"It is important to note, we are just evaluating zoning at this time," Brown said, "but any final project will be reviewed later and will affect our downtown for generations."
True, but so will the quality of the school district and its facilities, as well as the look of the property at the corner of Bernal and First -- the gateway to Downtown.
While Haglund wants to be a good neighbor, his decisions have to be based on what's best for the district, its employees and students. He is not pushing this for his personal gain.
"In our collaboration with the city, we're trying to keep all the options on the table," Haglund said. "If we go the AB 2295 route, all those options go off the table. We don't have the desire to do that because it's not in the best interest of the community. But don't lock us into numbers that won't allow workforce housing."

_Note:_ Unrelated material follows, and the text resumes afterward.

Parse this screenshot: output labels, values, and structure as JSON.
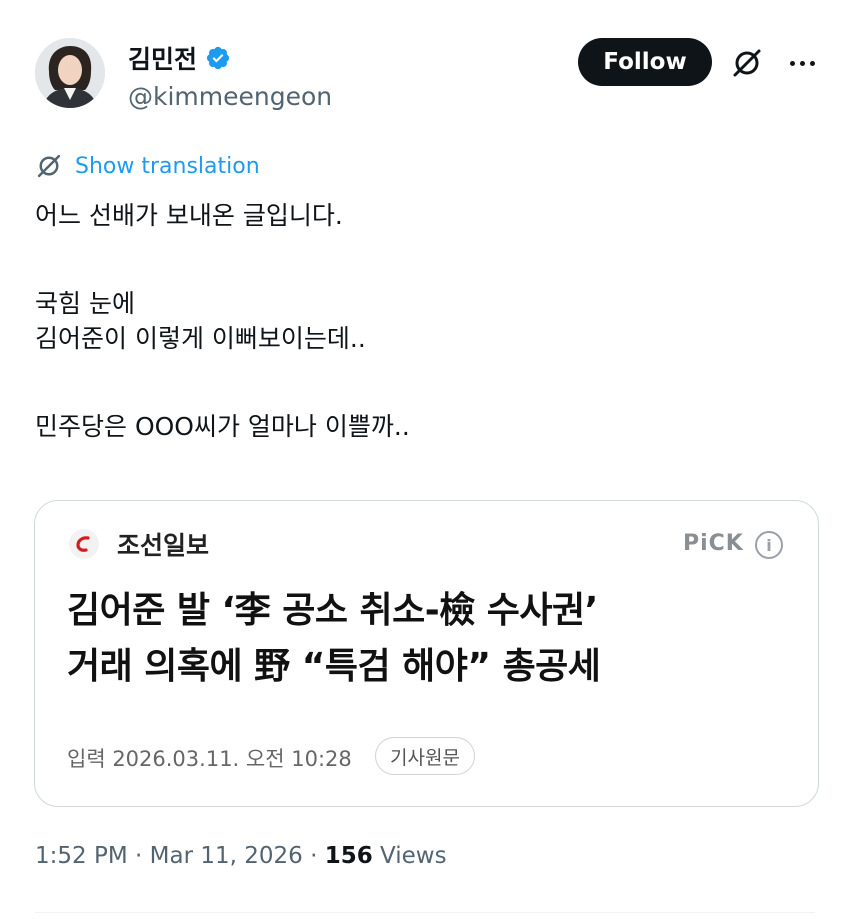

The site, zoning and proposed density need to be finalized by Jan. 31, but the density can be altered. However, the way density is altered is based on what is submitted in the Housing Element.
In other words, collaboration must continue, conversations must be had and compromises must made soon.
Not building on the property is not an option. The district not being able to profit from land bought with taxpayer money is also not an option.
In my opinion, the district's request for an increase in the upper limits of the density should be granted, and the plan crafted by the city and school district -- which addresses concerns from neighbors -- should move forward. It is the best solution for the district, the city and the neighbors.
Speaking of what's best for the city, if the district scraps the plan created with the city, picture 400-plus units without input from the city or neighbors at the corner of Bernal and First -- the gateway to Downtown.
Speaking of the neighbors, they might want to put their support behind this plan; if it's scrapped they could end up with far worse than 200 units in a very carefully, respectfully designed community.
If the PUSD staff is forced to use the "nuclear option" to achieve their stated goals -- which is their right and duty as responsible stewards -- the blame should not fall on the district.